I’ve always loved animals — in their place. That’s in the wild. I’ve never gotten attached to a pet, and I’ve never understood pet-lovers.* Sometimes I’ve envied them, because they seem to have discovered a kind of intimate companionship I’ve never known. I guess I’ve diverted all of that to my wife. Poor Judy.

Recently, I had a thought that I had to investigate. Is there any information in the Bible that might help me with my pet-freakiness? How did the familiar characters we read about in the Bible relate to their cats and dogs, or even their goldfish? Here’s what I found: There’s nothing in the Bible about pets. That’s amazing: more than a thousand pages in 66 separate Bible books, talking about people in many cultures, over at least fifteen centuries of human history, and no mention of pets?

Wait a minute; there’s that parable told by the prophet Nathan when he accused King David of adultery:

“There were two men in a certain city, the one rich and the other poor. The rich man had very many flocks and herds; but the poor man had nothing but one little ewe lamb, which he had bought. He brought it up, and it grew up with him and with his children; it used to eat of his meager fare, and drink from his cup, and lie in his bosom, and it was like a daughter to him. Now there came a traveler to the rich man, and he was loath to take one of his own flock or herd to prepare for the wayfarer who had come to him, but he took the poor man’s lamb, and prepared that for the guest who had come to him.” (2 Samuel 12:1-4)

Okay, allowing the lamb to share meals with his children and to “lie in his bosom” sounds like pet-lover behavior. However, none of my friends have chosen lambs as pets, probably because they grow up to be smelly old sheep that do nothing but chew their cuds and mess up the floor. And, in spite of the poor man’s strange way of showing this, it seems quite likely that he loved this “pet” mostly as a potential future meal.

So, mean old Scrooge Van Alstine is right: pet lovers can’t find any justification in the Bible for their strange attraction to dumb animals. Then, why do I envy them? Why do I have the feeling that pet-lovers know something that I don’t know?

I’ve shared with a few family and friends about the thoughts that comfort me most as I face the fact that the end of my earthly life is probably not far off. My basic confidence is that I will be in the hands of the good God I’ve come to know through my Christian faith. But the images I find most reassuring are not of pearly gates, streets of gold and a comfortable eternal house specially prepared for me. My deepest soul seems to long for a profound connection with Life, with every living creature, with the Spirit of God which he “breathed into” the heaven and earth that he declared to be a “very good” expression of who he is (Genesis 1:31). I can’t picture what the moment of my crossing over will be like, but I expect it to be the ultimate Aha! experience, all of my thoughts, dreams and desires come together as part of the Eternal Reality of Life.
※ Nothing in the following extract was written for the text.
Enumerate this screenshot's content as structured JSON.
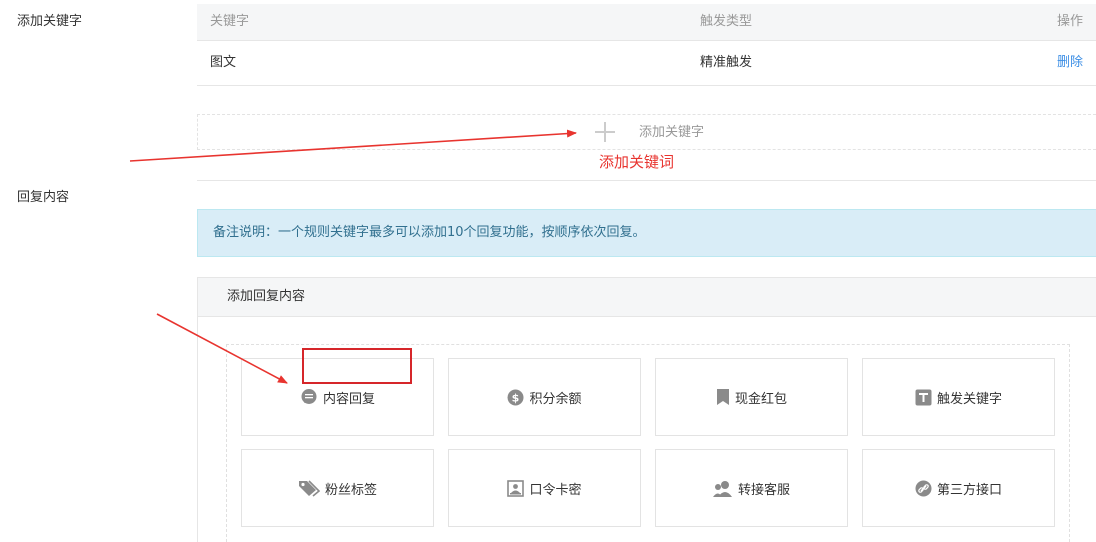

I think pet-lovers have a glimpse of this same hope. Through the eyes of their pets, they seem to experience a mystical understanding beyond their earthly limitations, beyond this life’s frustrating incompleteness. They seem to be experiencing a little preview of heaven through their connection with their pets. I see this, even though I don’t get it.

– Pastor George Van Alstine

* When I was reading everything by C.S. Lewis during my college years, I was mystified by his notion that higher animals have a “self” that may be immortal (expressed in The Problem of Pain). It seemed to be inconsistent with his usual critical thinking. Then I discovered he was a pet-lover who became very attached to his cats. I decided that these ideas about animal-afterlife were coming more from his romantic feeling than his rational thinking. In retrospect, I think his special connection with his pets helped him create the powerful animal figures in his Chronicles of Narnia.